ThinkProgress' Ian Millhiser wrote a compelling piece over the weekend, making the argument that Judge Brett Kavanaugh, if confirmed to the Supreme Court, would vote to reverse Roe v. Wade. As he always does, Millhiser fleshed out his position with quite a bit of evidence and links to relevant support materials, bolstering his speculative point about Kavanaugh's likely intentions.

But if you saw the opinion piece on Facebook, you were confronted with an unexpected warning: the Weekly Standard, a conservative magazine, labeled Millhiser's piece "false." The social media giant effectively urged its users who saw the article to consider it "factually inaccurate."

If this were simply a routine dispute between two political outlets -- one on the left, the other on the right -- it wouldn't be the least bit notable.

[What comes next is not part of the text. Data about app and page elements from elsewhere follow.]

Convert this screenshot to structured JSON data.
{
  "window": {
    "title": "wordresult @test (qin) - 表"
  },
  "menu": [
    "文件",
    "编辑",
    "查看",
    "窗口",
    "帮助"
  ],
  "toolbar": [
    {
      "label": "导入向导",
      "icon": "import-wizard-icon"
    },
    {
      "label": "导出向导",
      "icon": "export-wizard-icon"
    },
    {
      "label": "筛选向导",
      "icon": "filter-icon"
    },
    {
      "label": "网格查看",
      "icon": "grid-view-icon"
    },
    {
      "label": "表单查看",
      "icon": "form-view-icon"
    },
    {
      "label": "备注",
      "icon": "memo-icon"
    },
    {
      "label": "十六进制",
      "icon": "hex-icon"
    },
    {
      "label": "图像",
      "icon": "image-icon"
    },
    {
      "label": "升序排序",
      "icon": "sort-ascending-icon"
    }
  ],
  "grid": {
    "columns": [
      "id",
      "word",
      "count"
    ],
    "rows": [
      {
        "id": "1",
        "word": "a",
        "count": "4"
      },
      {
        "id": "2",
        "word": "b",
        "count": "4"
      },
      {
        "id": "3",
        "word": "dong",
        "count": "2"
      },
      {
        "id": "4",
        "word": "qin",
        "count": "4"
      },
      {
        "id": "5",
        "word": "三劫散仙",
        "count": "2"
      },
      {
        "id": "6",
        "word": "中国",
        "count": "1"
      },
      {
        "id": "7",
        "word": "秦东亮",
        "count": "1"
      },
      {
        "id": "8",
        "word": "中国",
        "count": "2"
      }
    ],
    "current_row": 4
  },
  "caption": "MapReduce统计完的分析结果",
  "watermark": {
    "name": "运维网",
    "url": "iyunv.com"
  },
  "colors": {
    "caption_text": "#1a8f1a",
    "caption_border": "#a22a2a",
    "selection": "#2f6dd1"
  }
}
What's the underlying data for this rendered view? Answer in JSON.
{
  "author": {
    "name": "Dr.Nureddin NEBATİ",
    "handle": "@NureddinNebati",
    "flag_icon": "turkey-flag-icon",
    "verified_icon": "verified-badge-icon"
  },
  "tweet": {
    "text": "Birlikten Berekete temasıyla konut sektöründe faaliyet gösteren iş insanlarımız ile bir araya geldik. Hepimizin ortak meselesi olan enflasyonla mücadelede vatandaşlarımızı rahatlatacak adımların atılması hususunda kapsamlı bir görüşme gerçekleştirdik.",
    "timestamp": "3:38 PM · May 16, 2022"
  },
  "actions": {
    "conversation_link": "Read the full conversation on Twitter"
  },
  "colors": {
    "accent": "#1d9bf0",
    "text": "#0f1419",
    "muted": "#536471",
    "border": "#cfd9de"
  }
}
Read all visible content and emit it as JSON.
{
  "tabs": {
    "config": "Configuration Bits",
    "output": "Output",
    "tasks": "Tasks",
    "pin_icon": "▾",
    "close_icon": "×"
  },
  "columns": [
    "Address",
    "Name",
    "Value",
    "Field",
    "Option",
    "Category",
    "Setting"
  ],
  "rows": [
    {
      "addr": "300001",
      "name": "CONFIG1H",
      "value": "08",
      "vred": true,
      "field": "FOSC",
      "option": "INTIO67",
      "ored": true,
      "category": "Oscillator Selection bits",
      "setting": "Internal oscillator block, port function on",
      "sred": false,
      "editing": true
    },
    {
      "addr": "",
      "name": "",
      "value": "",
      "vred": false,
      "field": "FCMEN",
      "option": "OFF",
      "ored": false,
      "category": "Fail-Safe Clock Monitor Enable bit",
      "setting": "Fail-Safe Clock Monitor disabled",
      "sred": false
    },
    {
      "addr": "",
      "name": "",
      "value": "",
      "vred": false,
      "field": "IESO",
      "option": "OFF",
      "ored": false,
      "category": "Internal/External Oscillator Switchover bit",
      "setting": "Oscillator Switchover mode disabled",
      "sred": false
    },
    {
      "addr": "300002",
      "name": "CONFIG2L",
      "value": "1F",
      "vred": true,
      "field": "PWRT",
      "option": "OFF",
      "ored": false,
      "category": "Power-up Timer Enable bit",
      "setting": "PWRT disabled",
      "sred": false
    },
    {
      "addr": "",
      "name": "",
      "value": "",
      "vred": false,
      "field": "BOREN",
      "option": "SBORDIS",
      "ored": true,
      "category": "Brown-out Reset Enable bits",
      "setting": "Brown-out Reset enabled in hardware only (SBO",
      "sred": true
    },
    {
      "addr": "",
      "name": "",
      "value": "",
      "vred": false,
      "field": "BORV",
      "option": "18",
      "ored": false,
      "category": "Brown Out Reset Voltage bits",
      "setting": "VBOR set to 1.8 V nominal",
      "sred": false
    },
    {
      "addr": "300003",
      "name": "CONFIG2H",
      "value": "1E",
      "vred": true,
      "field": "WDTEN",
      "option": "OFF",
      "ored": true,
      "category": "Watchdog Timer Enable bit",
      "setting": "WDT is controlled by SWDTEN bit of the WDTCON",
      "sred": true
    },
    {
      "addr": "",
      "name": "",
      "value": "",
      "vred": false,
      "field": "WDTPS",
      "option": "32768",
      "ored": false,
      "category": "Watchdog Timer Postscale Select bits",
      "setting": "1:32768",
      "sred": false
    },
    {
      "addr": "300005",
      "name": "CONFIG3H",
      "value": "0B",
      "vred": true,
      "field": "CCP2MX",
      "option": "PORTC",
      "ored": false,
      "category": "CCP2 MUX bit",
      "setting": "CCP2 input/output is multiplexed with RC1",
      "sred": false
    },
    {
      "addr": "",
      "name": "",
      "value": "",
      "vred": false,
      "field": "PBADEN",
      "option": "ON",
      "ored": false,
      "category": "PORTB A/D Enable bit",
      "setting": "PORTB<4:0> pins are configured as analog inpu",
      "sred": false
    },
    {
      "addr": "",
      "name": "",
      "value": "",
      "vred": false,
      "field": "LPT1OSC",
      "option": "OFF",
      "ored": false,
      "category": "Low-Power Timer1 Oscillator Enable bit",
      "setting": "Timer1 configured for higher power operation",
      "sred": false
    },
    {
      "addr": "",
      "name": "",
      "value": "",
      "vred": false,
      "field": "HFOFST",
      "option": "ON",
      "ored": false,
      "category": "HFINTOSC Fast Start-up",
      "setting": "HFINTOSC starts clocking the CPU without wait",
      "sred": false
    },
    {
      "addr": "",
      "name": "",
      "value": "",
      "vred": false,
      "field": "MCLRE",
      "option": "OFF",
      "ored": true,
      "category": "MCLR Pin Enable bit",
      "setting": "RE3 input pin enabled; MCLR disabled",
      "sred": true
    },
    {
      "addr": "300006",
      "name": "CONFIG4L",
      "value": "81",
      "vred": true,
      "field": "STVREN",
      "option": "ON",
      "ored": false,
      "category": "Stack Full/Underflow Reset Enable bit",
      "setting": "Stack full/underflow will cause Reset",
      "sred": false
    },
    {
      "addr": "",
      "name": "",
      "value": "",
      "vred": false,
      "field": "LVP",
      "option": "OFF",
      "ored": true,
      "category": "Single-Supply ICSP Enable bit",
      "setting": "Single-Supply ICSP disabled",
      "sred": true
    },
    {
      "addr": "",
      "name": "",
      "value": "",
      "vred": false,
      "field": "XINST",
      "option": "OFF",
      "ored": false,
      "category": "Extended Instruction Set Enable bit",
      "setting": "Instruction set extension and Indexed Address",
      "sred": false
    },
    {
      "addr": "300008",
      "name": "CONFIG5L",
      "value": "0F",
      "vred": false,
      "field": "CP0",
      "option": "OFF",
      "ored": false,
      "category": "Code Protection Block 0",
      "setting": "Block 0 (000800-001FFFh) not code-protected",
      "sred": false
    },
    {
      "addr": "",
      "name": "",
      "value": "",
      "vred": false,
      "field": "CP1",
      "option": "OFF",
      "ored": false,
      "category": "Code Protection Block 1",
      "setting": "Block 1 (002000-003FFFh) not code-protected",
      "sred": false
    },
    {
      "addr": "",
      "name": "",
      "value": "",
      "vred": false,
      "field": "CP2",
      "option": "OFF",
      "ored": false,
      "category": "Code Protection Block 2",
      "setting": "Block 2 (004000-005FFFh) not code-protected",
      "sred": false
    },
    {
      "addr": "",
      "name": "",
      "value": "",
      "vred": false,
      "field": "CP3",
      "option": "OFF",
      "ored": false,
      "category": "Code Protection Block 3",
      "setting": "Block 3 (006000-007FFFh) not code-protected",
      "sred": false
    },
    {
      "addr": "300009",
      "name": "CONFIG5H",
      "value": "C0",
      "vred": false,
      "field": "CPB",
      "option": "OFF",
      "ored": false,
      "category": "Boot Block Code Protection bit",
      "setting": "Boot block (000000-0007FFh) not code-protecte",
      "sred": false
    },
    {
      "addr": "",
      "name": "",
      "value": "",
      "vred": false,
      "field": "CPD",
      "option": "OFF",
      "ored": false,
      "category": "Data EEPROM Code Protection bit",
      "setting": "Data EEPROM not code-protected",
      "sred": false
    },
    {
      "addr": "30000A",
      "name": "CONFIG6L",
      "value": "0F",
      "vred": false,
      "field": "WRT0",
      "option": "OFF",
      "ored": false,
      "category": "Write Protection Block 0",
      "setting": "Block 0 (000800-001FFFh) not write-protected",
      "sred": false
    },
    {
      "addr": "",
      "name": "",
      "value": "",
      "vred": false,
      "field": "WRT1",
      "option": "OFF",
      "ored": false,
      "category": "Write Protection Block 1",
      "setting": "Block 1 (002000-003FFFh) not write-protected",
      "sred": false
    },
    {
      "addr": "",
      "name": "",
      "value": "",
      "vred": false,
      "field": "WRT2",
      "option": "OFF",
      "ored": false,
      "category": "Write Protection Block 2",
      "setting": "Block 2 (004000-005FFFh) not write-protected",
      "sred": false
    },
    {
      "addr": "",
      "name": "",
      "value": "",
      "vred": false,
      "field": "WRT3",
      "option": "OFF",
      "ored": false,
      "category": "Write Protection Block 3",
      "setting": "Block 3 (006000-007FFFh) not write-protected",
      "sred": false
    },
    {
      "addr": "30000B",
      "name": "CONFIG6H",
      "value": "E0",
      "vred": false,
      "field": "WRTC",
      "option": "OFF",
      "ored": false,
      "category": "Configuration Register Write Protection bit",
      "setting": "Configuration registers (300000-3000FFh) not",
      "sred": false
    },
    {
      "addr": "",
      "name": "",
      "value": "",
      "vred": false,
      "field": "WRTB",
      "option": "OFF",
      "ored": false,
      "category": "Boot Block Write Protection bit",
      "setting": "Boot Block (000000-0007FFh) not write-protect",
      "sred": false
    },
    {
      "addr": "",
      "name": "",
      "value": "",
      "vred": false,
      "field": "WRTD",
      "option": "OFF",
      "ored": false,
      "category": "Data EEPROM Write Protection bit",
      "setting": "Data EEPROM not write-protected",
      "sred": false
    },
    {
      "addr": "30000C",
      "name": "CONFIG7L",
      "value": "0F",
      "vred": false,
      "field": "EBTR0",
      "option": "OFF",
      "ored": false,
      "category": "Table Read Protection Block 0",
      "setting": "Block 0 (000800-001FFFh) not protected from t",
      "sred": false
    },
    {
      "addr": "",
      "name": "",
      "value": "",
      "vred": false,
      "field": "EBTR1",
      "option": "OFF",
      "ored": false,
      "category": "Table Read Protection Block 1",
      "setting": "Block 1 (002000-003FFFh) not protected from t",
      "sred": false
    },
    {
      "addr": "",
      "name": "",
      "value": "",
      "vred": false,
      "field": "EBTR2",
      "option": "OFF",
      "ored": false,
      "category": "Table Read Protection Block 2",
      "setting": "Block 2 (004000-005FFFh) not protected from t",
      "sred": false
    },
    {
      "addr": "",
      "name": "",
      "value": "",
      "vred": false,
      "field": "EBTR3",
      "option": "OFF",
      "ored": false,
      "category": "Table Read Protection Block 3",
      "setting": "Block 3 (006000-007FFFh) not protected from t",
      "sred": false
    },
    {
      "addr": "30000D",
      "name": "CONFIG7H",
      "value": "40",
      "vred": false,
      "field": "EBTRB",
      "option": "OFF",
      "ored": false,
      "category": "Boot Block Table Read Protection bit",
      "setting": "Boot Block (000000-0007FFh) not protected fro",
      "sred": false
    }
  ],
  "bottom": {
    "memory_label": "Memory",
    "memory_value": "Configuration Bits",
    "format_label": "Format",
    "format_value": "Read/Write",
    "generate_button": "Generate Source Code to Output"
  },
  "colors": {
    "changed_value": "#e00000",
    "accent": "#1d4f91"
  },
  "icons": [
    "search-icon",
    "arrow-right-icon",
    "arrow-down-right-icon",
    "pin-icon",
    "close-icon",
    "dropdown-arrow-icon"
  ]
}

Practically every day, the Weekly Standard and outlets like it take issue with progressive arguments, just as ThinkProgress and outlets like it take issue with conservative arguments. I found Millhiser's piece persuasive; the Weekly Standard didn't; news consumers are welcome to read the evidence and reach their own conclusions.

But it's Facebook's role that changes the nature of the game. Slate's Mark Joseph Stern had a good piece yesterday explaining the broader dynamic:

In the wake of the 2016 election, to combat the rampant dissemination of disinformation, Facebook brought on five third-party fact-checkers to referee stories posted to the website. If any one fact-checker contests the accuracy of a story, it is flagged by Facebook as potential "false news," and this "false rating" has a dire chilling effect on readership. This system thus gives a handful of outlets immense power over the articles that show up in your news feed.Four of Facebook's chosen fact-checkers -- the Associated Press,, PolitiFact, and Snopes -- are widely trusted and nonpartisan. The fifth, the Weekly Standard, has generally high-quality editorial content with a conservative ideological bent.

The phrase "one of these things is not like the other" comes to mind. The Associated Press, of course, is one of the world's largest independent news organizations., PolitiFact, and Snopes are arguably the three highest-profile fact-checking websites online, and none of them have a reputation for being especially partisan or ideological.

The Weekly Standard, however, is a conservative magazine, featuring conservative editors and conservative content. For Facebook to give it fact-checking authority is, to put it charitably, curious.

My point is not to cast aspersions on the magazine. The fact that the Weekly Standard repeatedly told the nation, for example, that Saddam Hussein had weapons of mass destruction in Iraq isn't really the point.

Rather, the question is why the world's largest social-media platform has given extraordinary editorial authority to this conservative outlet -- a power that no progressive outlet has been awarded.

If the Weekly Standard published a piece refuting Millhiser's argument, that's obviously fine. But on a debatable point, why should the magazine be able to tell Facebook users that Millhiser's case is "false," when in fact, his piece had real merit?

If Facebook is concerned about people using its platform to spread bogus reports, I'm glad. If the social-media giant is serious about fact-checking and combating misinformation, that's a worthy goal.

But this incident clearly suggests Facebook's current model is in need of an overhaul.

Mark Joseph Stern's Slate  piece added, "The Weekly Standard may disagree with [ThinkProgress'] headline, but it is simply wrong to call it 'a verifiable lie' when it rests on a nuanced and subjective legal argument. It's also galling that Facebook has refused to adjudicate this dispute, instead telling ThinkProgress that 'Facebook defers to each independent fact-checker's process and publishers are responsible for reaching out to the fact-checkers directly to request a correction.' By deferring to the Weekly Standard's judgment, Facebook is picking sides in an ideological debate. That's not just appeasement of conservatives, it's complete surrender."